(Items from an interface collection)
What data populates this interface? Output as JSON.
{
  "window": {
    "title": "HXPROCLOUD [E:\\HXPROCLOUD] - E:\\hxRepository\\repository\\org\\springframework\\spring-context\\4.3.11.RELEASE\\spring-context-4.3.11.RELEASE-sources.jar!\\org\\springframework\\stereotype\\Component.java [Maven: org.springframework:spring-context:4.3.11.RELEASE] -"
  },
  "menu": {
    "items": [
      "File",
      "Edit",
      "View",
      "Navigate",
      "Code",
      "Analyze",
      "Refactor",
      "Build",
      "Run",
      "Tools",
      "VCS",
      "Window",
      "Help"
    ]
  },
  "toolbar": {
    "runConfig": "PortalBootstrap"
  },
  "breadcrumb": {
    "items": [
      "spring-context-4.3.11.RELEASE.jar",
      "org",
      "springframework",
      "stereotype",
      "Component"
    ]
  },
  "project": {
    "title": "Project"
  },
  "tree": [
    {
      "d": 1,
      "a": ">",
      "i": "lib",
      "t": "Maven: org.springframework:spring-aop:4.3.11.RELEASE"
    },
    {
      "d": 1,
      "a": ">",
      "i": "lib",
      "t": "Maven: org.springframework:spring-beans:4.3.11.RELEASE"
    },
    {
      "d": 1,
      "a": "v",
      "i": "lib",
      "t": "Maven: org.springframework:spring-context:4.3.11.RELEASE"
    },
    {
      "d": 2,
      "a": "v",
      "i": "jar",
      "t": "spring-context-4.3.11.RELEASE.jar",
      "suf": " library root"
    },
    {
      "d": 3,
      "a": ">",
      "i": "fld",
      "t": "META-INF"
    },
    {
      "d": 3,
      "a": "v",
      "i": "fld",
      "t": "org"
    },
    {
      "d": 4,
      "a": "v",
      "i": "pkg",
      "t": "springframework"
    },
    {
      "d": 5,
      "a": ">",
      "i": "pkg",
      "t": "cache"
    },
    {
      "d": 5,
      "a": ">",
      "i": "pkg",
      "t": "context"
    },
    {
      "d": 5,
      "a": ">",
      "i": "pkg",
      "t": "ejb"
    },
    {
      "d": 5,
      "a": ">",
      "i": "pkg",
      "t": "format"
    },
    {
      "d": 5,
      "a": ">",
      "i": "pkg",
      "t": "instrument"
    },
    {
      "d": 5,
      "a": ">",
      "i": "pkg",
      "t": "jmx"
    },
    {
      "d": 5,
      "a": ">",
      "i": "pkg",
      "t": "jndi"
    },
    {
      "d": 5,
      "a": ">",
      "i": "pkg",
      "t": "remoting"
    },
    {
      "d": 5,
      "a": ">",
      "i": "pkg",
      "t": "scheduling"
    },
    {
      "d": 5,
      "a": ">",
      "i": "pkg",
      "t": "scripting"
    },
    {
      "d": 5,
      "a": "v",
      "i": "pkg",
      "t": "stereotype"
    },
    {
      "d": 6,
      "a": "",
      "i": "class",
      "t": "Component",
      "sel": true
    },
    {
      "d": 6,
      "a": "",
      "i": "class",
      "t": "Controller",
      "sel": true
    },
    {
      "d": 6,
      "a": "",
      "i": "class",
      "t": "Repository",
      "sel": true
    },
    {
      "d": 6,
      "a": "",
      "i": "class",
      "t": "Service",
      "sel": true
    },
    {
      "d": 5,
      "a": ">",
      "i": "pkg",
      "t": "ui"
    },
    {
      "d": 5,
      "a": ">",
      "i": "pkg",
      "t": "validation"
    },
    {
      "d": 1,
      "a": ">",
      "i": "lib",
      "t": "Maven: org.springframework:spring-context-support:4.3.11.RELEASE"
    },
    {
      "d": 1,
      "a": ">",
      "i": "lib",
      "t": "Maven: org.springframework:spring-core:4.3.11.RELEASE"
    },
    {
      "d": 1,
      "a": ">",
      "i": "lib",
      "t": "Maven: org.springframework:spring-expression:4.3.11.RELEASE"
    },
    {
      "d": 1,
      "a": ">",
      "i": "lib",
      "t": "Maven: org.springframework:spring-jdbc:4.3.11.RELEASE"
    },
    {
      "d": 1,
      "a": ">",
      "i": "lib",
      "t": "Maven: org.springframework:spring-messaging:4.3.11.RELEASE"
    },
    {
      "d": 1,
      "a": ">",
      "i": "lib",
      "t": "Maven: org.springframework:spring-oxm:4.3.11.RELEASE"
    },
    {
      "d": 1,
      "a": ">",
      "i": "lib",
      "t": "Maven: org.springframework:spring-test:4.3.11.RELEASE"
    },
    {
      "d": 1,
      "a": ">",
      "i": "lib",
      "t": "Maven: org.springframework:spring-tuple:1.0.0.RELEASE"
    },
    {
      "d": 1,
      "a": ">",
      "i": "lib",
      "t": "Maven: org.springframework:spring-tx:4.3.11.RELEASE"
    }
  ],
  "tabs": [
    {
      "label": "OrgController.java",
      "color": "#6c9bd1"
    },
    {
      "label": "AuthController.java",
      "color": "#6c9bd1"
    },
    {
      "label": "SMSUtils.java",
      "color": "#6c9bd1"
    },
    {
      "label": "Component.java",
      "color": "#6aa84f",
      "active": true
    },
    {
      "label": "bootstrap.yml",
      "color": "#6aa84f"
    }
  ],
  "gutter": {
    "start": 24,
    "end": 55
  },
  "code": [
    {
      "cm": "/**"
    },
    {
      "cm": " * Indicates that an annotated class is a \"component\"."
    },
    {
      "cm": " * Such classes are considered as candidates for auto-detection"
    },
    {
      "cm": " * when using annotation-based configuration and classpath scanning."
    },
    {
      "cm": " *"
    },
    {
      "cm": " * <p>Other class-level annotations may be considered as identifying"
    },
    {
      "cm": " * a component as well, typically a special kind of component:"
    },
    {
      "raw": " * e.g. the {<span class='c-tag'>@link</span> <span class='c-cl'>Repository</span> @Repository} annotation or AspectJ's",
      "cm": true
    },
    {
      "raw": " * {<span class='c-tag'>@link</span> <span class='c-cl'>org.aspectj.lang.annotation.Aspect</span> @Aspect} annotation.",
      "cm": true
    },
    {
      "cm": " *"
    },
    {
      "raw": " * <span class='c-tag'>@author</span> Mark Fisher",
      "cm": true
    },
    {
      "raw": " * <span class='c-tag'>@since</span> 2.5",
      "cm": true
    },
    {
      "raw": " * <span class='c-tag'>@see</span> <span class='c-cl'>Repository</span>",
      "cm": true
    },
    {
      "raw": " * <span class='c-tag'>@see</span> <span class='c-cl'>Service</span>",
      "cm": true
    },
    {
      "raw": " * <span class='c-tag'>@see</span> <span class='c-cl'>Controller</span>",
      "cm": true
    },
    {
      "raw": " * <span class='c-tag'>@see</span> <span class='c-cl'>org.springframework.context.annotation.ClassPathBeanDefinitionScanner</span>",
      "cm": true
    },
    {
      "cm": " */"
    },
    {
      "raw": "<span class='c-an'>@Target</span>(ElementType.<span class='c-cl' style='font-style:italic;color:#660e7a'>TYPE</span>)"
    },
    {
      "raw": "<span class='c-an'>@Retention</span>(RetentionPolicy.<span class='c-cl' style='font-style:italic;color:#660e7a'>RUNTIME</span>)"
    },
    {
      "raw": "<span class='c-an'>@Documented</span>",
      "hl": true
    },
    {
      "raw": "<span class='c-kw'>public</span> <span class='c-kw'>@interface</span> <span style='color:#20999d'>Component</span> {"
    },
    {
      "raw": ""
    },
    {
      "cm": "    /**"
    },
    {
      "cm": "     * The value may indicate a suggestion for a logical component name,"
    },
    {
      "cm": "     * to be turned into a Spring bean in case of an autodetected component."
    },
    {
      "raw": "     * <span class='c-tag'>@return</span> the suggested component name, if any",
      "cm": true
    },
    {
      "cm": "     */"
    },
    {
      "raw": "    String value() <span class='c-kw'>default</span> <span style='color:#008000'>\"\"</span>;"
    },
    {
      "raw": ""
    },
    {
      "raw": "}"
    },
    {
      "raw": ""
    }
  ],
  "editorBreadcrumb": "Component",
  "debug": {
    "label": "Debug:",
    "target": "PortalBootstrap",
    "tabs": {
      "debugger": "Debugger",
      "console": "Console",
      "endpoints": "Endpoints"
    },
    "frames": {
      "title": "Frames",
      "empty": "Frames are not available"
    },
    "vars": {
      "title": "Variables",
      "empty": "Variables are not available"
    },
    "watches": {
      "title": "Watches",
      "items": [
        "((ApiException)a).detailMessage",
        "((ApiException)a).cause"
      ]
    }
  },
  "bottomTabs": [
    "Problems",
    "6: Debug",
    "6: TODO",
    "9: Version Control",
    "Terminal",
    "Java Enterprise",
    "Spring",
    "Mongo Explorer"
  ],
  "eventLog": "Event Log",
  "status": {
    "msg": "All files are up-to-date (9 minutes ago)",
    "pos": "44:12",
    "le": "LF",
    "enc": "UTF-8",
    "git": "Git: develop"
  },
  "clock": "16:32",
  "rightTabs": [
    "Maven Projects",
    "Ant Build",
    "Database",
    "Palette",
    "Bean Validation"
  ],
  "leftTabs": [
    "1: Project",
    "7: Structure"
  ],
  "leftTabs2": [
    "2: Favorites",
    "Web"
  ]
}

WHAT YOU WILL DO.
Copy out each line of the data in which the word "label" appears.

ANSWER TO THIS TASK.
      "label": "OrgController.java",
      "label": "AuthController.java",
      "label": "SMSUtils.java",
      "label": "Component.java",
      "label": "bootstrap.yml",
    "label": "Debug:",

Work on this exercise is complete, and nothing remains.